Component data from apps and pages:
'''

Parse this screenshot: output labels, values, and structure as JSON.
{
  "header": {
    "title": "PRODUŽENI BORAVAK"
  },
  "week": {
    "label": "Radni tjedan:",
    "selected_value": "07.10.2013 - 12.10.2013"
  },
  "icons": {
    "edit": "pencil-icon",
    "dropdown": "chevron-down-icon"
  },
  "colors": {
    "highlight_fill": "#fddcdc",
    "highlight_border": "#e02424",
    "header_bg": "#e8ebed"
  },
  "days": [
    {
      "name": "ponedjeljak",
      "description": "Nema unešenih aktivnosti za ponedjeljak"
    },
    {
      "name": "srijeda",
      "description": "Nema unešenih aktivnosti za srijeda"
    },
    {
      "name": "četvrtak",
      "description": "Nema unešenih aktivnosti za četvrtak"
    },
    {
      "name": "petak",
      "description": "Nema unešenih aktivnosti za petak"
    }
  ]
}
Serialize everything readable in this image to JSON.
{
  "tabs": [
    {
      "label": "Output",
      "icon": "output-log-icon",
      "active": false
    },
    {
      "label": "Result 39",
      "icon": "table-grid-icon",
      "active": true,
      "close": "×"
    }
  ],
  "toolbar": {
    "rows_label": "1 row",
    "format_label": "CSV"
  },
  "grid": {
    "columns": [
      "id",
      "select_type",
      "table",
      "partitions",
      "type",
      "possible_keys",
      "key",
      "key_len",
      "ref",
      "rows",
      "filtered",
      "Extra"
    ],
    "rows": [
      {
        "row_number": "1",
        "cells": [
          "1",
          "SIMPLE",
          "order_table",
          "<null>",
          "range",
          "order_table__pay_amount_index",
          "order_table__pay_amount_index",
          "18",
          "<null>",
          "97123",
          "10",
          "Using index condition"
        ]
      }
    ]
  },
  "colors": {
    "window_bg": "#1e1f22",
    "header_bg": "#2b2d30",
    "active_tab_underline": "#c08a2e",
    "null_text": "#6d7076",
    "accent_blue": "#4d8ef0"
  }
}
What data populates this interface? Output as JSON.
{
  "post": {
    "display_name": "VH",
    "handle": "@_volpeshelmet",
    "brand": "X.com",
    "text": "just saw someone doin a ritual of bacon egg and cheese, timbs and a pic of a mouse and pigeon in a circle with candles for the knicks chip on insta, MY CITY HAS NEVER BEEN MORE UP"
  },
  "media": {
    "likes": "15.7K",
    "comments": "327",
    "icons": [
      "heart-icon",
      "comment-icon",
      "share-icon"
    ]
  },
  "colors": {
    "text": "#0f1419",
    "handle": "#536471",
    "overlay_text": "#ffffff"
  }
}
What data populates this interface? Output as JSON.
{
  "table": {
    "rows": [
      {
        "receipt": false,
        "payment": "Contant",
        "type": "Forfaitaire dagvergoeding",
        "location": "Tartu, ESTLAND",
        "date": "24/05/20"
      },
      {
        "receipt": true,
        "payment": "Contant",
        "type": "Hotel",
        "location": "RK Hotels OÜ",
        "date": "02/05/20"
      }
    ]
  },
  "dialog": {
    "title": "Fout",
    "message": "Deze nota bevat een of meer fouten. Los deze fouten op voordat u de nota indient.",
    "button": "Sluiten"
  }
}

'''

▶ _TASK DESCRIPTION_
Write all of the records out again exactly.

▶ _EXPECTED ANSWER_
Parse this screenshot: output labels, values, and structure as JSON.
{
  "header": {
    "title": "PRODUŽENI BORAVAK"
  },
  "week": {
    "label": "Radni tjedan:",
    "selected_value": "07.10.2013 - 12.10.2013"
  },
  "icons": {
    "edit": "pencil-icon",
    "dropdown": "chevron-down-icon"
  },
  "colors": {
    "highlight_fill": "#fddcdc",
    "highlight_border": "#e02424",
    "header_bg": "#e8ebed"
  },
  "days": [
    {
      "name": "ponedjeljak",
      "description": "Nema unešenih aktivnosti za ponedjeljak"
    },
    {
      "name": "srijeda",
      "description": "Nema unešenih aktivnosti za srijeda"
    },
    {
      "name": "četvrtak",
      "description": "Nema unešenih aktivnosti za četvrtak"
    },
    {
      "name": "petak",
      "description": "Nema unešenih aktivnosti za petak"
    }
  ]
}
Serialize everything readable in this image to JSON.
{
  "tabs": [
    {
      "label": "Output",
      "icon": "output-log-icon",
      "active": false
    },
    {
      "label": "Result 39",
      "icon": "table-grid-icon",
      "active": true,
      "close": "×"
    }
  ],
  "toolbar": {
    "rows_label": "1 row",
    "format_label": "CSV"
  },
  "grid": {
    "columns": [
      "id",
      "select_type",
      "table",
      "partitions",
      "type",
      "possible_keys",
      "key",
      "key_len",
      "ref",
      "rows",
      "filtered",
      "Extra"
    ],
    "rows": [
      {
        "row_number": "1",
        "cells": [
          "1",
          "SIMPLE",
          "order_table",
          "<null>",
          "range",
          "order_table__pay_amount_index",
          "order_table__pay_amount_index",
          "18",
          "<null>",
          "97123",
          "10",
          "Using index condition"
        ]
      }
    ]
  },
  "colors": {
    "window_bg": "#1e1f22",
    "header_bg": "#2b2d30",
    "active_tab_underline": "#c08a2e",
    "null_text": "#6d7076",
    "accent_blue": "#4d8ef0"
  }
}
What data populates this interface? Output as JSON.
{
  "post": {
    "display_name": "VH",
    "handle": "@_volpeshelmet",
    "brand": "X.com",
    "text": "just saw someone doin a ritual of bacon egg and cheese, timbs and a pic of a mouse and pigeon in a circle with candles for the knicks chip on insta, MY CITY HAS NEVER BEEN MORE UP"
  },
  "media": {
    "likes": "15.7K",
    "comments": "327",
    "icons": [
      "heart-icon",
      "comment-icon",
      "share-icon"
    ]
  },
  "colors": {
    "text": "#0f1419",
    "handle": "#536471",
    "overlay_text": "#ffffff"
  }
}
What data populates this interface? Output as JSON.
{
  "table": {
    "rows": [
      {
        "receipt": false,
        "payment": "Contant",
        "type": "Forfaitaire dagvergoeding",
        "location": "Tartu, ESTLAND",
        "date": "24/05/20"
      },
      {
        "receipt": true,
        "payment": "Contant",
        "type": "Hotel",
        "location": "RK Hotels OÜ",
        "date": "02/05/20"
      }
    ]
  },
  "dialog": {
    "title": "Fout",
    "message": "Deze nota bevat een of meer fouten. Los deze fouten op voordat u de nota indient.",
    "button": "Sluiten"
  }
}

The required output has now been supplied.